=== WHAT THE TASK REQUIRES ===
In the records below, count every line containing "JSON". Reply with the number only.

RECORDS FOR THE TASK Block Start

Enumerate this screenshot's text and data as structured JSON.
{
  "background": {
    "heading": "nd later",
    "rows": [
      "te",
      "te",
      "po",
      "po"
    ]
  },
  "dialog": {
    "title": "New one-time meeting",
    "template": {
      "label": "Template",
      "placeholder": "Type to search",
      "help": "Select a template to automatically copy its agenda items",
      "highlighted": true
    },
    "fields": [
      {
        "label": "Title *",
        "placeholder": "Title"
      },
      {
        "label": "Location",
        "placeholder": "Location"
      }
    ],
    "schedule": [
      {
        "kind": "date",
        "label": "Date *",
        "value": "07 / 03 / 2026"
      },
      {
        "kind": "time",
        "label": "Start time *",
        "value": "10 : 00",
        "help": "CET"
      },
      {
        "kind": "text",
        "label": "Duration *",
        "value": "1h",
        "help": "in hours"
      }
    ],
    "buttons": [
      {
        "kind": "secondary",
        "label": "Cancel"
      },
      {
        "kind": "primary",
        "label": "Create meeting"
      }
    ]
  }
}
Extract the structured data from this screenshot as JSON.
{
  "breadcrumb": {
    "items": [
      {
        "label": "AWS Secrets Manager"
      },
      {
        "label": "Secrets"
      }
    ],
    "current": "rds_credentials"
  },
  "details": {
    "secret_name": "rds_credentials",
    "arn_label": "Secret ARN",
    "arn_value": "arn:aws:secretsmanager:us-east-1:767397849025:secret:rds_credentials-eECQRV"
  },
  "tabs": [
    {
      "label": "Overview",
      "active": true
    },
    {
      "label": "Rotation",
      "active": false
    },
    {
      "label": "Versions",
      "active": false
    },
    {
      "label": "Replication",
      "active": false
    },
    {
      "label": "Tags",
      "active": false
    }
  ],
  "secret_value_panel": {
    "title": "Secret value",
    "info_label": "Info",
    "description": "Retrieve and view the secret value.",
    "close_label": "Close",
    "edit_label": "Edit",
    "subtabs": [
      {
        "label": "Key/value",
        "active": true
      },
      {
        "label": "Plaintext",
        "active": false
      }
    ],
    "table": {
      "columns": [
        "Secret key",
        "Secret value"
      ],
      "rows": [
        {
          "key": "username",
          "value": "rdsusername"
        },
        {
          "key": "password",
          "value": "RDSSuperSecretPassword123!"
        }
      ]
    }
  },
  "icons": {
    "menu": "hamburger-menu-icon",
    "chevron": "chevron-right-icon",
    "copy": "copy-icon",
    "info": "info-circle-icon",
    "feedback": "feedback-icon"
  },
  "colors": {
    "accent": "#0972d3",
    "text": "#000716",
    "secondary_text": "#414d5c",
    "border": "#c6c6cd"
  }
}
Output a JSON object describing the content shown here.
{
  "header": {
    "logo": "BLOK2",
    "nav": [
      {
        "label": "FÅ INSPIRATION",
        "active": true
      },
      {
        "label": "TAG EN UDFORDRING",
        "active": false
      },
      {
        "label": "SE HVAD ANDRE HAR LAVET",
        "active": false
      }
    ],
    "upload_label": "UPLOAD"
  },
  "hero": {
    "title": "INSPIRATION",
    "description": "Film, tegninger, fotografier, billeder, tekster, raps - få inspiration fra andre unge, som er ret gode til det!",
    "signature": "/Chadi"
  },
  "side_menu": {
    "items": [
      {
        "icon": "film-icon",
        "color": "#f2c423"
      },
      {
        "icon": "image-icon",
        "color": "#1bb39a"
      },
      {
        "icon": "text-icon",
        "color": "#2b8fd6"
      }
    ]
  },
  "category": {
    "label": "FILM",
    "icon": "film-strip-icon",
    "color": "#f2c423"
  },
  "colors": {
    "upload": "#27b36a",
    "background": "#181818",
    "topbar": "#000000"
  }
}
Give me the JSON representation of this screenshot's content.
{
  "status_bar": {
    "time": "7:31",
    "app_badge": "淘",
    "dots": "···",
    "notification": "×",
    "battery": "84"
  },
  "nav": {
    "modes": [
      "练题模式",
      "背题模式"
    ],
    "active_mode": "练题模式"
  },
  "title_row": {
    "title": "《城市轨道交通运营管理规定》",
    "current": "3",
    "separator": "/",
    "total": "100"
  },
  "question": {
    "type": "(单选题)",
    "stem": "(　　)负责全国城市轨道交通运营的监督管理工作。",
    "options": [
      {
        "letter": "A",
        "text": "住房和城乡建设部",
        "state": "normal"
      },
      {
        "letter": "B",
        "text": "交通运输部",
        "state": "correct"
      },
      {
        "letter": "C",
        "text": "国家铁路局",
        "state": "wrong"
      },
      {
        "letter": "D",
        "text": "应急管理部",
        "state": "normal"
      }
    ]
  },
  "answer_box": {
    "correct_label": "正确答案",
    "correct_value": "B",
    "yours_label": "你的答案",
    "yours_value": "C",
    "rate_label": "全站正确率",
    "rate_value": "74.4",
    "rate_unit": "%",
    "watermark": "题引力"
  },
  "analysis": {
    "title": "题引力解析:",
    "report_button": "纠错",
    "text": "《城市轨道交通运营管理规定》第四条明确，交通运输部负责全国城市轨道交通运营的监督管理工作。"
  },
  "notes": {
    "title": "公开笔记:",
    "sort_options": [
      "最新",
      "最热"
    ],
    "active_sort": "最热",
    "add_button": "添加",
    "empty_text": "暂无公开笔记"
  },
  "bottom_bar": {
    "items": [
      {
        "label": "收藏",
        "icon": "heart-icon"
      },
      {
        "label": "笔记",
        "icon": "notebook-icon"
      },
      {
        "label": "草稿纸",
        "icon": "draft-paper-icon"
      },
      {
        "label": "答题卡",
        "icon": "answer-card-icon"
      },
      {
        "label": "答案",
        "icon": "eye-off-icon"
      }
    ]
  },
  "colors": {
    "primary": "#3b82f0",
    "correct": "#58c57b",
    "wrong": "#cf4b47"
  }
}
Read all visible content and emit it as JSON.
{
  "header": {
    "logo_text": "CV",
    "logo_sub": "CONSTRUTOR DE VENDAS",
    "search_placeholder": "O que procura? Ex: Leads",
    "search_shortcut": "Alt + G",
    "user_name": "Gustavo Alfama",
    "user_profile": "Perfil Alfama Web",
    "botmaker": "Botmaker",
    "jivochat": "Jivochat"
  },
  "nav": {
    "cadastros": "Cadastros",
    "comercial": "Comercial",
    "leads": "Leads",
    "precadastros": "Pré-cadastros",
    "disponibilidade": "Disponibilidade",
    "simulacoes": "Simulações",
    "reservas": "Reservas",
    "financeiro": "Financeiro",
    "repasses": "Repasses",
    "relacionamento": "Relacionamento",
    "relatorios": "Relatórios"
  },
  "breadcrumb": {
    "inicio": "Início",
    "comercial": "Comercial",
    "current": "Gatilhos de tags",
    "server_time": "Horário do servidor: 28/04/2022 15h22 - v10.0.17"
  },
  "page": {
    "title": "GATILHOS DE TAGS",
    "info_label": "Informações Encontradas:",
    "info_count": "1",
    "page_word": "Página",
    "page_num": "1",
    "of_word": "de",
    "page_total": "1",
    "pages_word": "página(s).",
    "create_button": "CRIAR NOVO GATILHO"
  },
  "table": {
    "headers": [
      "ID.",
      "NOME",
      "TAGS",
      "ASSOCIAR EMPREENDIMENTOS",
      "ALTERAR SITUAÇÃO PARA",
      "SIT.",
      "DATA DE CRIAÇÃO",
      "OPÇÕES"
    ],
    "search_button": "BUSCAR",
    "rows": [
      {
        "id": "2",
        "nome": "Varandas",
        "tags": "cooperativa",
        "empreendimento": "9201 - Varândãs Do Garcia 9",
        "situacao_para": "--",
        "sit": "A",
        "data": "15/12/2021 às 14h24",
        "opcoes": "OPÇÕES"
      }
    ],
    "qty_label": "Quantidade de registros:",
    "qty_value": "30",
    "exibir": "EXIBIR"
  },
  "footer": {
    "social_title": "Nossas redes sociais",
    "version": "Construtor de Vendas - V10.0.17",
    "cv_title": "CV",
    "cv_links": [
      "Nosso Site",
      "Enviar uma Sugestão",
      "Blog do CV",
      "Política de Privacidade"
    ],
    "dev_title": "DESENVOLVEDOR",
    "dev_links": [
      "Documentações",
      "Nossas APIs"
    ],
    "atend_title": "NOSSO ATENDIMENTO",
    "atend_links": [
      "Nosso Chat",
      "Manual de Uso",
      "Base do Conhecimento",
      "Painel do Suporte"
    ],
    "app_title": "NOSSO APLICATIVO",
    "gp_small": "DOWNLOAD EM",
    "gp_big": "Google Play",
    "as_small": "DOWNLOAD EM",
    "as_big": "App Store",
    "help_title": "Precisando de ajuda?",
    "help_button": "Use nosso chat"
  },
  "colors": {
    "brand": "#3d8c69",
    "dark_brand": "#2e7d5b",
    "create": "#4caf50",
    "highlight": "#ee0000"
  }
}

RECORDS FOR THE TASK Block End

=== ANSWER AREA ===
5